In the US, we begin and end the dialogue with “double quotes.” These are also called closed quotes and all punctuation goes inside them. This is a universal, cast-iron rule that we must follow because readers expect to see them and become confused when you don’t set dialogue off this way.
Rule 2: When quoting someone else (as part of a conversation), you should set the quoted speech apart with single quotes (apostrophes, inverted commas) and keep it inside the closed quotes.
You can do this in two ways:
- Dave said, “When I asked her, Jill replied, ‘I can’t go.’ But I’m sure she was lying.”
- Dave said, “When I asked, Jill replied, ‘I can’t go.'”
In the second sentence, 3 apostrophes are placed after the period (full stop): One apostrophe and one double (closed) quote mark. This is in keeping with the rule that all punctuation in dialogue goes inside the quotation marks.

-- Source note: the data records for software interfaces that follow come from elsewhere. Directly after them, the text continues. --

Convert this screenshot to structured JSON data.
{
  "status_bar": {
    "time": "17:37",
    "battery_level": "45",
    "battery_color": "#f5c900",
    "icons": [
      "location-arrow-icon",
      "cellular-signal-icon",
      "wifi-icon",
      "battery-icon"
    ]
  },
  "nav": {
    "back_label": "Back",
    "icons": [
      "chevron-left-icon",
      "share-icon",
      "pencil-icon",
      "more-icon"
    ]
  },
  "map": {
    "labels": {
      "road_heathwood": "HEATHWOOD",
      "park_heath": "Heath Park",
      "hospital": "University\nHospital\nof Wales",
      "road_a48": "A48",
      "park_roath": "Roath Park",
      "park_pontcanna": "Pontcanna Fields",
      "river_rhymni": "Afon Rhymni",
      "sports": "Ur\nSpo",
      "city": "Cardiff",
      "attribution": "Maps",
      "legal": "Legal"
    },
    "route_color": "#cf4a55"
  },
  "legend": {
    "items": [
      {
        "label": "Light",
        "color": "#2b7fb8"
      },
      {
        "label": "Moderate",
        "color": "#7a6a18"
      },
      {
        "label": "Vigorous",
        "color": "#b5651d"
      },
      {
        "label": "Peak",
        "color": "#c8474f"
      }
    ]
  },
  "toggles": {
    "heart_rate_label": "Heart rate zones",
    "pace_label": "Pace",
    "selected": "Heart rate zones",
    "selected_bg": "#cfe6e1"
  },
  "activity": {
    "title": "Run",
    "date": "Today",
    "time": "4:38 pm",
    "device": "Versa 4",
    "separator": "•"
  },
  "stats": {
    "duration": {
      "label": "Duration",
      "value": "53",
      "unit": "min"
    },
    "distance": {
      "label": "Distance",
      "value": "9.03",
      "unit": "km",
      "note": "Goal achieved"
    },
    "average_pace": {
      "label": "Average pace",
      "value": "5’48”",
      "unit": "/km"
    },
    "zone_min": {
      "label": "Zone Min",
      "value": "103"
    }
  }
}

Indirect dialogue is a recapping of a conversation:
- When asked, Dave said Jill told him she couldn’t go.
We don’t use quotes in indirect dialogue. Also, in the above sentence, “that” is implied between said and Jill.
Rule 3: Commas—Do not place a period between the closed quotes and the dialogue tag. Use a comma because when the speech tag follows the spoken words, they are one sentence consisting of clauses separated by a comma: “I’m here,” he said.
- When leading with a speech tag, the commas are placed after the tag and are not inside the quotation marks: He said, “I’m here.”
- Dialogue split by the speech tag is all one sentence: “The flowers are lovely,” she said, “but they make my eyes water.” Note that the first word in the second half of the sentence is not capitalized.
Rule 4: When a speaker’s monologue must be broken into two paragraphs, lead off each with quotation marks but only put the closed quote at the end of the final paragraph. A wall of dialogue can be daunting in a story, but sometimes happens in essays and when quoting speeches.
Conversations, both spoken and internal, light up and illuminate the individual corners of the story, bringing the immensity of the overall story arc down to a personal level.
In good dialogue, readers are given all the information they need and are shown the characters’ motives and deepest desires.
They illustrate our heroes and villains as the people we imagine them to be—without making them cartoonish.